_App and web page records_.
# # # # # # #
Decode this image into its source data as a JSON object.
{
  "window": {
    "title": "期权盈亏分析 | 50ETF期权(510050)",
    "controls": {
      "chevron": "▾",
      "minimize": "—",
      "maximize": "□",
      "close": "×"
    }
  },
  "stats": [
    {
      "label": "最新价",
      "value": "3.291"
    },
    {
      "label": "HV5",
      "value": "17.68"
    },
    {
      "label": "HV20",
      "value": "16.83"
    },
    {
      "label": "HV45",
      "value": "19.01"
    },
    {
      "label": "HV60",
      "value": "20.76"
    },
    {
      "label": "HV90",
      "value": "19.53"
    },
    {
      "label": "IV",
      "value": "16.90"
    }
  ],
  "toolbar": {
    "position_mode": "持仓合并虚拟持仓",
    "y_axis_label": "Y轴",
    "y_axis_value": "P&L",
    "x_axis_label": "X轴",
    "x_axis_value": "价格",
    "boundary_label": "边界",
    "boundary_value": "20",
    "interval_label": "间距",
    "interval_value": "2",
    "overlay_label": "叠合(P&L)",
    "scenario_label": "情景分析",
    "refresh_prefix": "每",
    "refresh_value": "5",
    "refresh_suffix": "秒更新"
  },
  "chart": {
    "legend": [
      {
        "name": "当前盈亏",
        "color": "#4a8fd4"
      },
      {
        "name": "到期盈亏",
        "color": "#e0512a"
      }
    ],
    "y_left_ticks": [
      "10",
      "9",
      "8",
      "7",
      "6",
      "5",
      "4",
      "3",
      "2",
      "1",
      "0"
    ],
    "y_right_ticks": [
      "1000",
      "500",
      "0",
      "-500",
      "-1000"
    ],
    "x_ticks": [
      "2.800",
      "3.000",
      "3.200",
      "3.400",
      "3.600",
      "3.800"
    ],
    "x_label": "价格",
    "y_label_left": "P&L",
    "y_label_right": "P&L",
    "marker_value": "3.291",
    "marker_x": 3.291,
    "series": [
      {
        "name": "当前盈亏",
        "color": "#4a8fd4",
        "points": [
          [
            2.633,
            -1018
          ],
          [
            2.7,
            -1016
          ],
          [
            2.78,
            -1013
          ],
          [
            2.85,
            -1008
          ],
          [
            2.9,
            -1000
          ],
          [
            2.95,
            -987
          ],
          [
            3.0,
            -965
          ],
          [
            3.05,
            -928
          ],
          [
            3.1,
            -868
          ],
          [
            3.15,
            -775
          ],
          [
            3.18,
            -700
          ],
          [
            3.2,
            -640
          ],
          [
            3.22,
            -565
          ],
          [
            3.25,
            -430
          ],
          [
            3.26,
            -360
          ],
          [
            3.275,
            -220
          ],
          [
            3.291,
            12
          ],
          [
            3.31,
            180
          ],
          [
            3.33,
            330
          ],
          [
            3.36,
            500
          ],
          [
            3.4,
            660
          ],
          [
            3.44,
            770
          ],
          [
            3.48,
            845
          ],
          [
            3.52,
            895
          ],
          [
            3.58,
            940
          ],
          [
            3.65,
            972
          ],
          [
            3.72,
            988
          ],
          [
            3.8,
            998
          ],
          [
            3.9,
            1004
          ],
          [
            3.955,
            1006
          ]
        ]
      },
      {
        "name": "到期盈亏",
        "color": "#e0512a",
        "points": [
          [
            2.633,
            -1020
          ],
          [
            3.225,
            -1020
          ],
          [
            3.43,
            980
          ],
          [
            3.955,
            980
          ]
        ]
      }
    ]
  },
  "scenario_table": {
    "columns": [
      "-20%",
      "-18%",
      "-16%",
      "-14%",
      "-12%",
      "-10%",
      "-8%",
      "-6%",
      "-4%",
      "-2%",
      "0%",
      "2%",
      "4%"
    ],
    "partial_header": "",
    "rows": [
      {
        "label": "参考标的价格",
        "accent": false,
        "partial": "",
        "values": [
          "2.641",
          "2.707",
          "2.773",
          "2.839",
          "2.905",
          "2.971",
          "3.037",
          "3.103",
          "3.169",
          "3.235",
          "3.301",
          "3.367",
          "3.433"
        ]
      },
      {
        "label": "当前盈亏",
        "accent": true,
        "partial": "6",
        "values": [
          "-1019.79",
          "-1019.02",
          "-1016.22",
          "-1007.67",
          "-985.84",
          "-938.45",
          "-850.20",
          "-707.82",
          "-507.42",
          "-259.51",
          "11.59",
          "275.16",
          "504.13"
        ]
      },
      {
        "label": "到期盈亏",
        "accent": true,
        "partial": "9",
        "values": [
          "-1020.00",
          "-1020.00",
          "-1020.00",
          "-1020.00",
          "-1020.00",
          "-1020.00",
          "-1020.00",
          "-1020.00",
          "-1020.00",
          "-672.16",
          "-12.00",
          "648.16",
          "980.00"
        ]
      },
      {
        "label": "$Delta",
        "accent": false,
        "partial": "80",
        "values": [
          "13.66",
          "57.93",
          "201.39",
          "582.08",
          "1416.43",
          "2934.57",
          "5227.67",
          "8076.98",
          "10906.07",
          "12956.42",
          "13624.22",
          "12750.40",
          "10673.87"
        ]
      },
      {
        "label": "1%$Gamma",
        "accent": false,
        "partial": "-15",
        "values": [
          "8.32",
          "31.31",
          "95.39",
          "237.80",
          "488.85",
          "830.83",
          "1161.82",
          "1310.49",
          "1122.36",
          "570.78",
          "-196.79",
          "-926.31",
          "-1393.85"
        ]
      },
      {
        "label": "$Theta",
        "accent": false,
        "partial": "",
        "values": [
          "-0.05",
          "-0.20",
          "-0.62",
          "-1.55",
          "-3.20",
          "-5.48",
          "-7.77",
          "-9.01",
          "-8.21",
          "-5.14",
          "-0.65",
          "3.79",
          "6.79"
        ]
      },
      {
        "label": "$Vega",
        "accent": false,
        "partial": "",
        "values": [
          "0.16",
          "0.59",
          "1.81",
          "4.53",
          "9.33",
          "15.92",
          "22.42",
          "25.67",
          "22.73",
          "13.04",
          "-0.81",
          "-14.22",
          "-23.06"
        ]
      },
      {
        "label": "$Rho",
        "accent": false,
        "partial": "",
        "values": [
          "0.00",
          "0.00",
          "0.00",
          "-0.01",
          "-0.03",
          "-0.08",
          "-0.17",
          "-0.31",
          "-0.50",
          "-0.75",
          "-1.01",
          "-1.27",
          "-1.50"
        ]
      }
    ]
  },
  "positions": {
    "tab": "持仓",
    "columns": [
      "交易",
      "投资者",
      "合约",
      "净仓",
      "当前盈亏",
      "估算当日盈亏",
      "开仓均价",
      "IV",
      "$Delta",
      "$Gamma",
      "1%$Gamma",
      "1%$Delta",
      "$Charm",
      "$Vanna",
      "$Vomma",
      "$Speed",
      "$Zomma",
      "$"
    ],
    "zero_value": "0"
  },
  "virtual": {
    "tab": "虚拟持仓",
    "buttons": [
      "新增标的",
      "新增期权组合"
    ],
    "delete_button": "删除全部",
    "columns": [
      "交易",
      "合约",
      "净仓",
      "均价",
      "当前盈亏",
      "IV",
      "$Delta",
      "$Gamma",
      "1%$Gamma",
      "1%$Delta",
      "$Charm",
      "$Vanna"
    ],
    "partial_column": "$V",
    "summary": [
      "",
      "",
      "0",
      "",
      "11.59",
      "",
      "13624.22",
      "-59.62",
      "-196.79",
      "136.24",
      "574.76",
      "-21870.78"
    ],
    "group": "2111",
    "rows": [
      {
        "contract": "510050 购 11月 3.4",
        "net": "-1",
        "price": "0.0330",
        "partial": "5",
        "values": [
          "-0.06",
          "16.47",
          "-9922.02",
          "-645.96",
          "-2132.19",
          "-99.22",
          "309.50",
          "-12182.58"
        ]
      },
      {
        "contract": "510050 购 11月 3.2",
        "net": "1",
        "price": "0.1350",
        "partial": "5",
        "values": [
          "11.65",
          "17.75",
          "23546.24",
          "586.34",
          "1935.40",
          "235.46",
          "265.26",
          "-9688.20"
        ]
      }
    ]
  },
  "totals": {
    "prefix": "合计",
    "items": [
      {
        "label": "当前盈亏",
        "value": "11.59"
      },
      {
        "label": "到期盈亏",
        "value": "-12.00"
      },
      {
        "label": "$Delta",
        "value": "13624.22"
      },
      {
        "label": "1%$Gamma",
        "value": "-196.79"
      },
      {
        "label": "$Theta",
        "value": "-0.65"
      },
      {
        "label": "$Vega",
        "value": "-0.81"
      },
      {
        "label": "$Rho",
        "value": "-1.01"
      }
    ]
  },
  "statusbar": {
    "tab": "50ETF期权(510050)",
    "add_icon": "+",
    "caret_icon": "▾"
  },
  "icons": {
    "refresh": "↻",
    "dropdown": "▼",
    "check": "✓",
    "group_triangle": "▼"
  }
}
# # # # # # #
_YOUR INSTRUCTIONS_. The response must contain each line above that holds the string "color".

_TASK RESULT_.
        "color": "#4a8fd4"
        "color": "#e0512a"
        "color": "#4a8fd4",
        "color": "#e0512a",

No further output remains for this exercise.